Okay, I’ll be honest: I was putting off finishing this post in hopes that I could do one big post about the end of both the WGA and SAG-AFTRA strikes. Although SAG-AFTRA and AMPTP are back at the negotiating table since last week, as of this writing, they haven’t made a deal.
The WGA, however, has made a deal and, in a trend they established from the get-go, the WGA has provided a great summary of what is coming out of the deal and a breakdown of what they asked for in May, what the AMPTP’s initial response (or non-response), and what the WGA got out of the deal at the end.
This second link is what I really enjoyed reviewing because, if you recall lo these many moons ago, the AMPTP didn’t respond or rejected many of the WGA’s proposals and here, on this side of time, there are many, many gains. Some gains weren’t as good as what the WGA wanted, a couple were better, and again, the big thing for me was for the 9 proposals from the WGA that the AMPTP outright rejected back in May. With this deal, the AMPTP reversed and offered something on 8 of them, including the much-covered issue of the use of AI in scriptwriting.
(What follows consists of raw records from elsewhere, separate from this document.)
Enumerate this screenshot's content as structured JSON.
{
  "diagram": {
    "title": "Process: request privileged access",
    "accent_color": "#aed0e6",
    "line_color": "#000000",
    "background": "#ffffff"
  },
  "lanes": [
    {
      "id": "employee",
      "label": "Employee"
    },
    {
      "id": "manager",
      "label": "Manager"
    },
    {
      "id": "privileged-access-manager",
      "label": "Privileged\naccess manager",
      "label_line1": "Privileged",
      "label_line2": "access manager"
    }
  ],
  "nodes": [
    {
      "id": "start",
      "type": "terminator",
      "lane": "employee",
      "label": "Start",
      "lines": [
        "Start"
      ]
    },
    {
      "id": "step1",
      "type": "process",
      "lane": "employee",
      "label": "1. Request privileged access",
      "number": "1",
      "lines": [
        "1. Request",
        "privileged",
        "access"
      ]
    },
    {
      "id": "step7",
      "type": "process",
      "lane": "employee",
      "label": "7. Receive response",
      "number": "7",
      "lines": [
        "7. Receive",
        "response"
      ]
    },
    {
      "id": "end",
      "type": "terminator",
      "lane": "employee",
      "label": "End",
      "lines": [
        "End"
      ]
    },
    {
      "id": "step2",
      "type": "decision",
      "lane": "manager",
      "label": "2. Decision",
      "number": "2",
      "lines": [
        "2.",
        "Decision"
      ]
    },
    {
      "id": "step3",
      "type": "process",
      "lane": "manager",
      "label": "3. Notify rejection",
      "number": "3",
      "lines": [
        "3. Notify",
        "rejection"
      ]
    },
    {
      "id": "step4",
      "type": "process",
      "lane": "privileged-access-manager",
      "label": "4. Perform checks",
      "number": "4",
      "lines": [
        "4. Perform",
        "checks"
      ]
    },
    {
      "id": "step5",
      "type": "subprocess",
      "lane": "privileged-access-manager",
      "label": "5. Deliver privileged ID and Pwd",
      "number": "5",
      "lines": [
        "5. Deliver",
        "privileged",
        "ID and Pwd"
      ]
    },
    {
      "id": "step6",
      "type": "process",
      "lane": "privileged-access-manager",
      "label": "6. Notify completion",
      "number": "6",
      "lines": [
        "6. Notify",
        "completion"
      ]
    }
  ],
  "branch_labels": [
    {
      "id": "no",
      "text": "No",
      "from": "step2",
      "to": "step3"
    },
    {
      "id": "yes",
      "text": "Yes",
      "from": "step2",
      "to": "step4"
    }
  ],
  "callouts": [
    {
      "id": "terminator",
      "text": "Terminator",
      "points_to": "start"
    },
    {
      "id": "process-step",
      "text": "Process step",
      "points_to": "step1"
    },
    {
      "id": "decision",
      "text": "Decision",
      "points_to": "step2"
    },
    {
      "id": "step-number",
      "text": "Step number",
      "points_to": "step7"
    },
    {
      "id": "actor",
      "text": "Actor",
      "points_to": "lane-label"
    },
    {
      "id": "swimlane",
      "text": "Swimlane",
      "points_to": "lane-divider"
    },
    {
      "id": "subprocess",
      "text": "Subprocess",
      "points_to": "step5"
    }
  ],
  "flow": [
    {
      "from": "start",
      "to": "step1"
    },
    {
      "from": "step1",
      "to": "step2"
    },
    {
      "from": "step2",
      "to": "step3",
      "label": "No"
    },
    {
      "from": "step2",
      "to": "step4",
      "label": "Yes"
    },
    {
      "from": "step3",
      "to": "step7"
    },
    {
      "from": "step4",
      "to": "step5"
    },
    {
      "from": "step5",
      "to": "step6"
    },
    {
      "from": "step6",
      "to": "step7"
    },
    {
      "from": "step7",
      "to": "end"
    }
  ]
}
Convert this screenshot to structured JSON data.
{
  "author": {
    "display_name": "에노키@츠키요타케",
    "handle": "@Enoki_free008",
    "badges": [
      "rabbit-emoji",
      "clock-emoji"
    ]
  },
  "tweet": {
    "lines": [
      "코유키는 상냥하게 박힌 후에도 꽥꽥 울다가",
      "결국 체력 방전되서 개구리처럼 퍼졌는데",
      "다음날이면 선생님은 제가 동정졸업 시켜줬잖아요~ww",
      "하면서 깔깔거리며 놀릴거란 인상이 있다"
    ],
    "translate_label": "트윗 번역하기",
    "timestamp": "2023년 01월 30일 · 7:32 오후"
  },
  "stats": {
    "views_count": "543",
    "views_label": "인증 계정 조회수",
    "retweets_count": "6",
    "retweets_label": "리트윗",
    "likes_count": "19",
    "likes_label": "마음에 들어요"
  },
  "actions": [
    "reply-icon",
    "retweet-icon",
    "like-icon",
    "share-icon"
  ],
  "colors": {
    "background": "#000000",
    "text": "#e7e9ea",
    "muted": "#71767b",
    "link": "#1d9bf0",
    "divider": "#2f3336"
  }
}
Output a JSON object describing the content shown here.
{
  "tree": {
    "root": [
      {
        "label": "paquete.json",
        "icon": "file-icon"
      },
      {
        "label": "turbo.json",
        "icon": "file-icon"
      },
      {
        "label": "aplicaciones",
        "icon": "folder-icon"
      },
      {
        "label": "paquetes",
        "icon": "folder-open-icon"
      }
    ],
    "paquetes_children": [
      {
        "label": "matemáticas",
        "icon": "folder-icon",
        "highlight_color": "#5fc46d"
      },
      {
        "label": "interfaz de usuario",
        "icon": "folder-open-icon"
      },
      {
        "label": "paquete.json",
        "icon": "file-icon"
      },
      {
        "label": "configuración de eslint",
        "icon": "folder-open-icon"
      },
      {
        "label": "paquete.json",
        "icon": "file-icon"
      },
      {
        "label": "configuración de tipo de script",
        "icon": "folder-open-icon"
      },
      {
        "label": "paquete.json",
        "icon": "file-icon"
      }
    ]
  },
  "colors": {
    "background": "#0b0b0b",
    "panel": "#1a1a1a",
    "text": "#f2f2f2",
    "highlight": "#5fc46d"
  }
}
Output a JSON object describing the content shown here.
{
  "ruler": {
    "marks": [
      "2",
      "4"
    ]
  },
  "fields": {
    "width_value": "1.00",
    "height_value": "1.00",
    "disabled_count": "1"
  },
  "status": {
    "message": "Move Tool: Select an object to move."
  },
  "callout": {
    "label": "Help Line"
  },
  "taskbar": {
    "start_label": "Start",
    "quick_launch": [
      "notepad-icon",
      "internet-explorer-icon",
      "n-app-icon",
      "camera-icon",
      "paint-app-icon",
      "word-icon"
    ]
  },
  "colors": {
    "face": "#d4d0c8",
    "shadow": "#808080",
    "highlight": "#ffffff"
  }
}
Bean counters without terminal cases of loss aversion can point to the fact that the WGA asked for changes that meant increased costs of $429 million per year, but the deal means increased costs of $233 million per year (were I a bean counter myself, I would check how much of that is tied to addressing inflation, but my premise is it’s a “nontrivial amount.)
Reading the summaries above, it probably comes as no surprise that media coverage declares this an unabashed victory for the WGA specifically and organized labor generally.
Alissa Wilkinson and Emily Stewart at Vox give a good overview in their “explainer” style that hits all the various issues that have been covered this summer. Josef Adalian over at Vulture gives more of an “oral history” style of how things went down, a general approach shared by Cynthia Littleton, Matt Donnelly, and Kate Aurthur for industry publication Variety. Plus, Molly McPherson writes for Forbes about specific tactics WGA used to great effect to end in the deal.
Since this coverage, I’ve seen multiple times from multiple people “why did it take this long to get to this deal?” Hopefully, that helps speed along sensible negotiations with the SAG-AFTRA deal and, indeed, the studio heads seem to be involved with those now.
A final note: I was holding off on posting this long enough so that news has come that the WGA membership has voted to approve the deal overwhelmingly. (As someone who’s been an election official for local elections where a minority of registered voters voted and that percentage of a percentage was reported as “overwhelming,” I was pleased to see both a comfortable majority of WGA members voted and, of that majority, a substantial majority approved the deal).